_Exercise prompt:_ Repeat the records below exactly, line for line.

_Dataset records:_

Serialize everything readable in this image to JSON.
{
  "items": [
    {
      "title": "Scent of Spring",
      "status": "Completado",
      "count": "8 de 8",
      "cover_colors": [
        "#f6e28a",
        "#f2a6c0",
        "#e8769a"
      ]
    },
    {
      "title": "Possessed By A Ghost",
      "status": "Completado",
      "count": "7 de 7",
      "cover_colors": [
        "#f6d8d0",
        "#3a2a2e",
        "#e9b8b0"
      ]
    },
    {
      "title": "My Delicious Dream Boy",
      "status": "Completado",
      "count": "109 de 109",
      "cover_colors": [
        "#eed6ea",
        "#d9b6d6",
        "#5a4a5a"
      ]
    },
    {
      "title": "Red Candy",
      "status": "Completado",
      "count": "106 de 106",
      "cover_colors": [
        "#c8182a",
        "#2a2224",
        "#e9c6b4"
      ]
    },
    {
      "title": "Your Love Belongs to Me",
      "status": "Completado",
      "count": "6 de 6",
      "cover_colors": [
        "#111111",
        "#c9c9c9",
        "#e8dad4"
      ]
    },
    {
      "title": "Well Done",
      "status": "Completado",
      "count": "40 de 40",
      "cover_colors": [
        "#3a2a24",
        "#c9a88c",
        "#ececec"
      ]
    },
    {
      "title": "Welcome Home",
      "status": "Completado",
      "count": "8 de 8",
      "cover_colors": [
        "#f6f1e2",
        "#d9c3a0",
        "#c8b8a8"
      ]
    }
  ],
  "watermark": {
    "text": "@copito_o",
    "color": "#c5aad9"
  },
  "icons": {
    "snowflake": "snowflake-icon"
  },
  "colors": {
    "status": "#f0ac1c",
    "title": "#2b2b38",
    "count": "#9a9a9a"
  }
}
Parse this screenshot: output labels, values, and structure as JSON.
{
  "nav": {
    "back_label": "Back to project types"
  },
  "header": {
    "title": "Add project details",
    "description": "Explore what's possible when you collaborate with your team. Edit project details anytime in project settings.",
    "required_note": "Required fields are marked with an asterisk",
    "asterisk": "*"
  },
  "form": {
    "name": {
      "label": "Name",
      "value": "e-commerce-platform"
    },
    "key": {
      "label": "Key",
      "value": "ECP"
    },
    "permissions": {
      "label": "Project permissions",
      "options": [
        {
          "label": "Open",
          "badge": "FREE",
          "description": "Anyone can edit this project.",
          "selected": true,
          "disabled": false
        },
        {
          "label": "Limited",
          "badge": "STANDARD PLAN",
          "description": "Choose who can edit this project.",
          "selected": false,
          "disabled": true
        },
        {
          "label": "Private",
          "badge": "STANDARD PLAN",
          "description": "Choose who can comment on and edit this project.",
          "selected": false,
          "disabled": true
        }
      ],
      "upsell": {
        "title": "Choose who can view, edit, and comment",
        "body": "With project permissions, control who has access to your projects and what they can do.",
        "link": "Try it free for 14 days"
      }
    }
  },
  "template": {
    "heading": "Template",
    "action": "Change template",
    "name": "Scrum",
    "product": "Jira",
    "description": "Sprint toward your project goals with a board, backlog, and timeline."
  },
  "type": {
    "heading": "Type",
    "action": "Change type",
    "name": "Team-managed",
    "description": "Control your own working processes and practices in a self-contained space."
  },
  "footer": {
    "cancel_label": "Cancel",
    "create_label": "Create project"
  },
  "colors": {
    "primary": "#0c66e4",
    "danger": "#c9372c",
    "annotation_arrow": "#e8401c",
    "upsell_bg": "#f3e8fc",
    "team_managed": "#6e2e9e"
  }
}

_Finished exercise:_
Serialize everything readable in this image to JSON.
{
  "items": [
    {
      "title": "Scent of Spring",
      "status": "Completado",
      "count": "8 de 8",
      "cover_colors": [
        "#f6e28a",
        "#f2a6c0",
        "#e8769a"
      ]
    },
    {
      "title": "Possessed By A Ghost",
      "status": "Completado",
      "count": "7 de 7",
      "cover_colors": [
        "#f6d8d0",
        "#3a2a2e",
        "#e9b8b0"
      ]
    },
    {
      "title": "My Delicious Dream Boy",
      "status": "Completado",
      "count": "109 de 109",
      "cover_colors": [
        "#eed6ea",
        "#d9b6d6",
        "#5a4a5a"
      ]
    },
    {
      "title": "Red Candy",
      "status": "Completado",
      "count": "106 de 106",
      "cover_colors": [
        "#c8182a",
        "#2a2224",
        "#e9c6b4"
      ]
    },
    {
      "title": "Your Love Belongs to Me",
      "status": "Completado",
      "count": "6 de 6",
      "cover_colors": [
        "#111111",
        "#c9c9c9",
        "#e8dad4"
      ]
    },
    {
      "title": "Well Done",
      "status": "Completado",
      "count": "40 de 40",
      "cover_colors": [
        "#3a2a24",
        "#c9a88c",
        "#ececec"
      ]
    },
    {
      "title": "Welcome Home",
      "status": "Completado",
      "count": "8 de 8",
      "cover_colors": [
        "#f6f1e2",
        "#d9c3a0",
        "#c8b8a8"
      ]
    }
  ],
  "watermark": {
    "text": "@copito_o",
    "color": "#c5aad9"
  },
  "icons": {
    "snowflake": "snowflake-icon"
  },
  "colors": {
    "status": "#f0ac1c",
    "title": "#2b2b38",
    "count": "#9a9a9a"
  }
}
Parse this screenshot: output labels, values, and structure as JSON.
{
  "nav": {
    "back_label": "Back to project types"
  },
  "header": {
    "title": "Add project details",
    "description": "Explore what's possible when you collaborate with your team. Edit project details anytime in project settings.",
    "required_note": "Required fields are marked with an asterisk",
    "asterisk": "*"
  },
  "form": {
    "name": {
      "label": "Name",
      "value": "e-commerce-platform"
    },
    "key": {
      "label": "Key",
      "value": "ECP"
    },
    "permissions": {
      "label": "Project permissions",
      "options": [
        {
          "label": "Open",
          "badge": "FREE",
          "description": "Anyone can edit this project.",
          "selected": true,
          "disabled": false
        },
        {
          "label": "Limited",
          "badge": "STANDARD PLAN",
          "description": "Choose who can edit this project.",
          "selected": false,
          "disabled": true
        },
        {
          "label": "Private",
          "badge": "STANDARD PLAN",
          "description": "Choose who can comment on and edit this project.",
          "selected": false,
          "disabled": true
        }
      ],
      "upsell": {
        "title": "Choose who can view, edit, and comment",
        "body": "With project permissions, control who has access to your projects and what they can do.",
        "link": "Try it free for 14 days"
      }
    }
  },
  "template": {
    "heading": "Template",
    "action": "Change template",
    "name": "Scrum",
    "product": "Jira",
    "description": "Sprint toward your project goals with a board, backlog, and timeline."
  },
  "type": {
    "heading": "Type",
    "action": "Change type",
    "name": "Team-managed",
    "description": "Control your own working processes and practices in a self-contained space."
  },
  "footer": {
    "cancel_label": "Cancel",
    "create_label": "Create project"
  },
  "colors": {
    "primary": "#0c66e4",
    "danger": "#c9372c",
    "annotation_arrow": "#e8401c",
    "upsell_bg": "#f3e8fc",
    "team_managed": "#6e2e9e"
  }
}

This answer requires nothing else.